The trick of course is to hitch a ride aboard the small cap train when they deliver one of those periods of dramatic performance. You may even need only one of those events in your investment "career" to set you up for the future.
And here's a chart that breaks it down by length of holding period.
We can see that when one is investing for 20 or more years, small caps are historically a pretty good bet. The outperform likelihood moves to 100% for 35 and 40 year periods.
And here's that statistical breakdown with reinvestment 'along the way'.
We now see that in the accumulation phase and with funds reinvested every year that the time required to get that historical guarantee of outperformance is shortened to the 25 year period.
If history is a guide, small caps with deliver the generous total return many young investors seek. If you can handle the additional risk or volatility, this may be the route to the highest potential total return. I see many young investors drawn to the dividend growth strategy as dividends get a lot of well deserved press these days; but remember that income is not required to spend in the accumulation phase, it is therefore a non-event. The same holds true for an investor that embraces a high yield strategy in the accumulation phase that might include dividend stocks, bonds, high yield bonds, preferred shares and perhaps REITs and MLPs. Using income to drive total return can be nothing more than a useful distraction. Using bonds and dividend growth only really makes sense if one is managing risk. For those who have a higher risk tolerance level they will likely be "better off" if they adopt a total return strategy.
Investors can easily chase these greater total returns with a few ETFs such as iShares small cap ETF IJR or Vanguard's VB. One might also choose the path of investing in the total market that includes the large, mid and small caps in one basket. On that front Vanguard offers VTI for total market exposure. The total market can offer a modest outperform in certain periods thanks to the small and mid caps.

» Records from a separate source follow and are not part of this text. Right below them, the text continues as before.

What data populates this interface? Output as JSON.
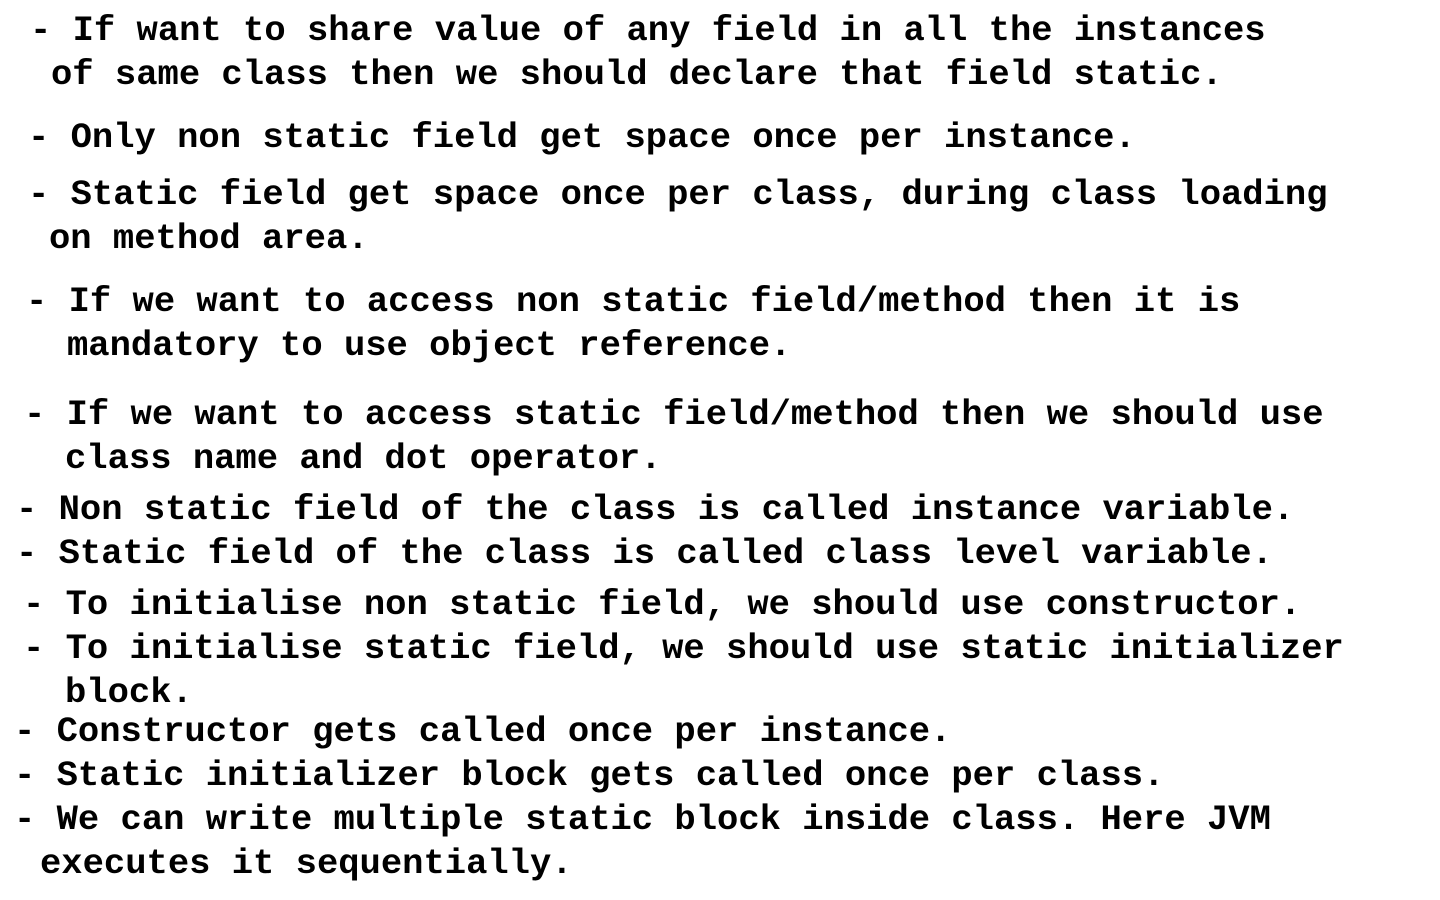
{
  "notes": [
    {
      "lines": [
        "- If want to share value of any field in all the instances",
        "of same class then we should declare that field static."
      ]
    },
    {
      "lines": [
        "- Only non static field get space once per instance."
      ]
    },
    {
      "lines": [
        "- Static field get space once per class, during class loading",
        "on method area."
      ]
    },
    {
      "lines": [
        "- If we want to access non static field/method then it is",
        "mandatory to use object reference."
      ]
    },
    {
      "lines": [
        "- If we want to access static field/method then we should use",
        "class name and dot operator."
      ]
    },
    {
      "lines": [
        "- Non static field of the class is called instance variable."
      ]
    },
    {
      "lines": [
        "- Static field of the class is called class level variable."
      ]
    },
    {
      "lines": [
        "- To initialise non static field, we should use constructor."
      ]
    },
    {
      "lines": [
        "- To initialise static field, we should use static initializer",
        "block."
      ]
    },
    {
      "lines": [
        "- Constructor gets called once per instance."
      ]
    },
    {
      "lines": [
        "- Static initializer block gets called once per class."
      ]
    },
    {
      "lines": [
        "- We can write multiple static block inside class. Here JVM",
        "executes it sequentially."
      ]
    }
  ]
}
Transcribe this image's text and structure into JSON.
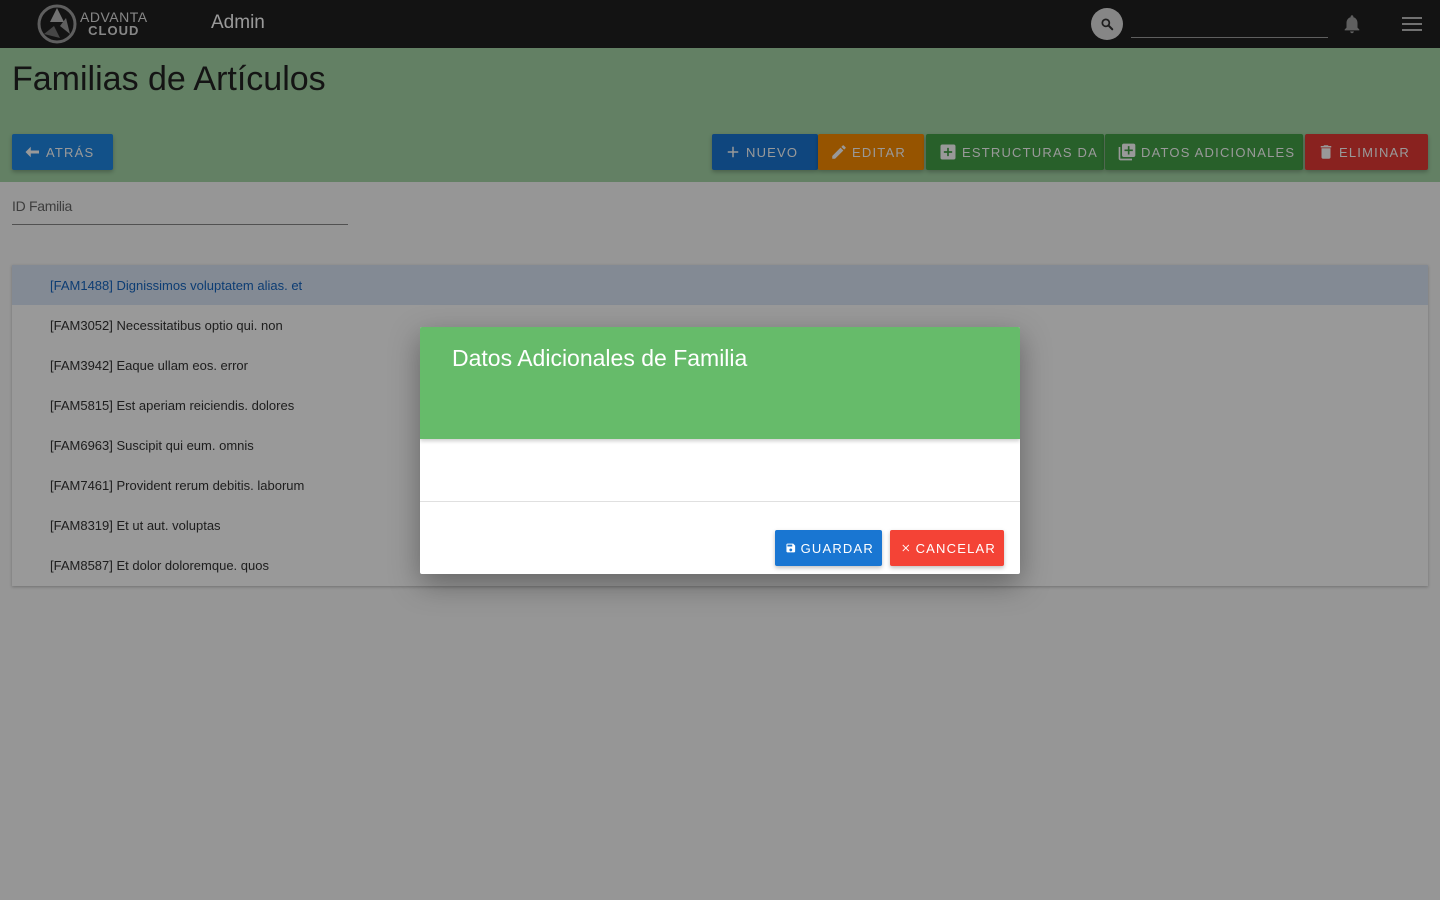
{
  "topbar": {
    "logo_line1": "ADVANTA",
    "logo_line2": "CLOUD",
    "app_title": "Admin",
    "search_placeholder": ""
  },
  "page": {
    "title": "Familias de Artículos"
  },
  "toolbar": {
    "back_label": "ATRÁS",
    "new_label": "NUEVO",
    "edit_label": "EDITAR",
    "structures_label": "ESTRUCTURAS DA",
    "additional_data_label": "DATOS ADICIONALES",
    "delete_label": "ELIMINAR"
  },
  "filter": {
    "label": "ID Familia"
  },
  "list": {
    "items": [
      {
        "label": "[FAM1488] Dignissimos voluptatem alias. et",
        "selected": true
      },
      {
        "label": "[FAM3052] Necessitatibus optio qui. non"
      },
      {
        "label": "[FAM3942] Eaque ullam eos. error"
      },
      {
        "label": "[FAM5815] Est aperiam reiciendis. dolores"
      },
      {
        "label": "[FAM6963] Suscipit qui eum. omnis"
      },
      {
        "label": "[FAM7461] Provident rerum debitis. laborum"
      },
      {
        "label": "[FAM8319] Et ut aut. voluptas"
      },
      {
        "label": "[FAM8587] Et dolor doloremque. quos"
      }
    ]
  },
  "dialog": {
    "title": "Datos Adicionales de Familia",
    "save_label": "GUARDAR",
    "cancel_label": "CANCELAR"
  },
  "colors": {
    "topbar": "#212121",
    "header_green": "#a5d6a7",
    "dialog_green": "#66bb6a",
    "primary_blue": "#1976d2",
    "warning_orange": "#fb8c00",
    "success_green": "#43a047",
    "danger_red": "#e53935"
  }
}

Investors can certainly select their own equities, and in the small cap world that may present more opportunity for gains beyond the index, or more opportunity for errors and mistakes. Small caps are certainly less predictable than large caps. There is there is the likelihood of more massive home runs and more flame outs. It would take an incredible amount of due diligence, patience and nerve to manage your own portfolio in this space.
I would advise against it as I don't see the majority of large cap or dividend growth stock pickers matching the broad market index returns. IMHO opinion it would be even more of a challenge to perform as a stock picker in the small and mid cap world; but certainly to each his own. The potential gains are sitting there available with three letter ETFs. From there, all you would have to do is manage your risk and time horizon and your exit strategy. The transition to an income portfolio can be as easy as 1-2-3 ETFs as I demonstrated in this article. That article shows how any easy 3-ETF portfolio wins the day over stock selection for income. In the drawdown phase it is my opinion that the traditional income portfolio using the many tools of income from REITs to high yield bonds will continue to be the best bet, with a portfolio delivering more income than a traditional dividend growth portfolio. The total income portfolio can also deliver the required income growth to beat inflation.
And of course, one may pursue other growth total return strategies or sectors such as investing in the Nasdaq index, bio techs, technology companies and ETFs or other proven areas of growth. One may conclude that there are better growth prospects in the developing nations and go that route as well. There are many ways to seek and hopefully find that total return.
Again, if you are young and brave, do yourself a favor and skip the dividends.
Additional disclosure: Dale Roberts aka cranky is a Streetwise Coach at ING Direct Mutual Funds. The Streetwise Portfolios offer index-based complete portfolios to Canadians. Dale’s commentary does not constitute investment advice. The opinions and information should only be factored into an investor's overall opinion forming process.